1. Prepare the board: Firstly, using a gentle dish soap, clean the wood by using a lukewarm damp cloth, be sure to clean both sides so that you avoid warping. Secondly, to remove any strange smells (like garlic) start by scrubbing half a lemon into the board, followed by a generous sprinkle of salt. Redo the scrub again with lemon (tip: add droplets of water if lemon isn’t juicy enough). Lastly, give it a scrape down, another gentle wash and set it on its side to dry overnight.

2. Apply the oil: Using a clean microfibre towel, apply the oil in an even layer over the wood, massaging it gently in and applying to all sides.

3. Give it time to soak in:Leave the oil to soak in, overnight if possible, or for at least a few hours so that it can penetrate the wood and rehydrate it.

4. Remove the excess: Use another dry, clean cloth or paper towel, and buff off any remaining oil so that the board does not feel damp or sticky.

Helpful tips

• Avoid direct exposure to heat or sunlight
• Hand wash with mild detergent (avoid the dishwasher)
• Do not immerse in water
• Dry on its side
• Periodically grease with a small amount of vegetable or olive oil, rubbing gently with a soft cloth.

When it’s time to replace your trusty board

There comes a time when scrubbing and sanitising won’t be enough.
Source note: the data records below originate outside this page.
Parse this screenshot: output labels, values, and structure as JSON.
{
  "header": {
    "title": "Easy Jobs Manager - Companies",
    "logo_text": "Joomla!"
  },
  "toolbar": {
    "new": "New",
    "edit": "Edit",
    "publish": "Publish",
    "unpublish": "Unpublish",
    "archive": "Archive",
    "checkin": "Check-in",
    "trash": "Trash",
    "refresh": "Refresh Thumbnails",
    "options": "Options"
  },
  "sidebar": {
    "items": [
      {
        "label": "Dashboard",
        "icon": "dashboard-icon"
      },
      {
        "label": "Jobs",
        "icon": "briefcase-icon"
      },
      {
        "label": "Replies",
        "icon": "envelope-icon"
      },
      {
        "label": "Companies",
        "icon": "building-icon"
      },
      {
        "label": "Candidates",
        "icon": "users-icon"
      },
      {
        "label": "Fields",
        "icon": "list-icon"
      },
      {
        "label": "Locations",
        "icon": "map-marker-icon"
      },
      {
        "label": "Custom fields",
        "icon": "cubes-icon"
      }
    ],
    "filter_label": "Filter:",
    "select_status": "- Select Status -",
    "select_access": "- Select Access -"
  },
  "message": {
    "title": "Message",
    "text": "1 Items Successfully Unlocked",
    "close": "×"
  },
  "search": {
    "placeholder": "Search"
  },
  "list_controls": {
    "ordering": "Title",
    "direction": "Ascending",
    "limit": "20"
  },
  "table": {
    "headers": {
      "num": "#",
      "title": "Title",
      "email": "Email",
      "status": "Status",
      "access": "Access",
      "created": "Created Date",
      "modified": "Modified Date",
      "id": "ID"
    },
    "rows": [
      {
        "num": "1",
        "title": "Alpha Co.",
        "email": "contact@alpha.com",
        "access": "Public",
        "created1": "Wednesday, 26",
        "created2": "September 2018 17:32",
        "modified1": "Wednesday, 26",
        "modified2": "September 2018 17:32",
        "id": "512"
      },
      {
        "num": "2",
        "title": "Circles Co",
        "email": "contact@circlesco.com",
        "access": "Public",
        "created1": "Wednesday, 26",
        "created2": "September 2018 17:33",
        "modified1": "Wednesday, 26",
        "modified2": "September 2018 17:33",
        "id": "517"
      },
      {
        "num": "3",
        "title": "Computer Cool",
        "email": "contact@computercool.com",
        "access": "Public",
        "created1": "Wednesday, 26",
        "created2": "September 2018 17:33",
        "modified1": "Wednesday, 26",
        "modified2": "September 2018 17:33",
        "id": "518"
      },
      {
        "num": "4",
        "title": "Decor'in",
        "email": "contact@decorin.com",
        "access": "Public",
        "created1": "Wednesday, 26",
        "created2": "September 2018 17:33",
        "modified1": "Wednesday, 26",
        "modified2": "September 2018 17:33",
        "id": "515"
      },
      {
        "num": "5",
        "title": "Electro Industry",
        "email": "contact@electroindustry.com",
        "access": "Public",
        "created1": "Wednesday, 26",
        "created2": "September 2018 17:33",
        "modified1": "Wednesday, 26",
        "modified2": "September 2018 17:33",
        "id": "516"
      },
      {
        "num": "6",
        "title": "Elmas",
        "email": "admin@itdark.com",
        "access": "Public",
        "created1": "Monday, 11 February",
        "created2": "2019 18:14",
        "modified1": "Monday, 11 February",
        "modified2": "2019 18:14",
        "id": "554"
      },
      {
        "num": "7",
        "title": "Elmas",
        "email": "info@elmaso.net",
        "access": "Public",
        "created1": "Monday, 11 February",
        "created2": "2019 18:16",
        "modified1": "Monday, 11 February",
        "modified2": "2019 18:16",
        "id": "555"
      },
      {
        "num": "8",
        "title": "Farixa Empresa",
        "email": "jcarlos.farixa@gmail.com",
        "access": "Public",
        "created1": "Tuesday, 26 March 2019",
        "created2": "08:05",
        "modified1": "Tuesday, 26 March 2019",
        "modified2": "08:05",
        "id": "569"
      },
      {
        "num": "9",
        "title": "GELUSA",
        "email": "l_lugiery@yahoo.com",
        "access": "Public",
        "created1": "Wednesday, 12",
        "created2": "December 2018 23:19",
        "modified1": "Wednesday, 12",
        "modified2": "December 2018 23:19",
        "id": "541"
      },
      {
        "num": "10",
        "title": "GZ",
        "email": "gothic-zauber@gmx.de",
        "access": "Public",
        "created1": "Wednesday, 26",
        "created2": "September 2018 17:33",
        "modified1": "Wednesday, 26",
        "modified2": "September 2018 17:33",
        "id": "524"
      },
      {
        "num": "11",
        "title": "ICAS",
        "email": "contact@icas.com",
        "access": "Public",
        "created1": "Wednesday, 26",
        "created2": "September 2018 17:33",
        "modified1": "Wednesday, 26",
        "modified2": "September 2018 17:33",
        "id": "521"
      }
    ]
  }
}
This usually happens when your board has accumulated a lot of deep grooves from repeated use, therefore trapping more moisture as a place for bacteria to proliferate.

“The more grooves it has, and the bigger they are, the more area is available for trapping moisture and giving bacteria a place to proliferate,” Chapman says.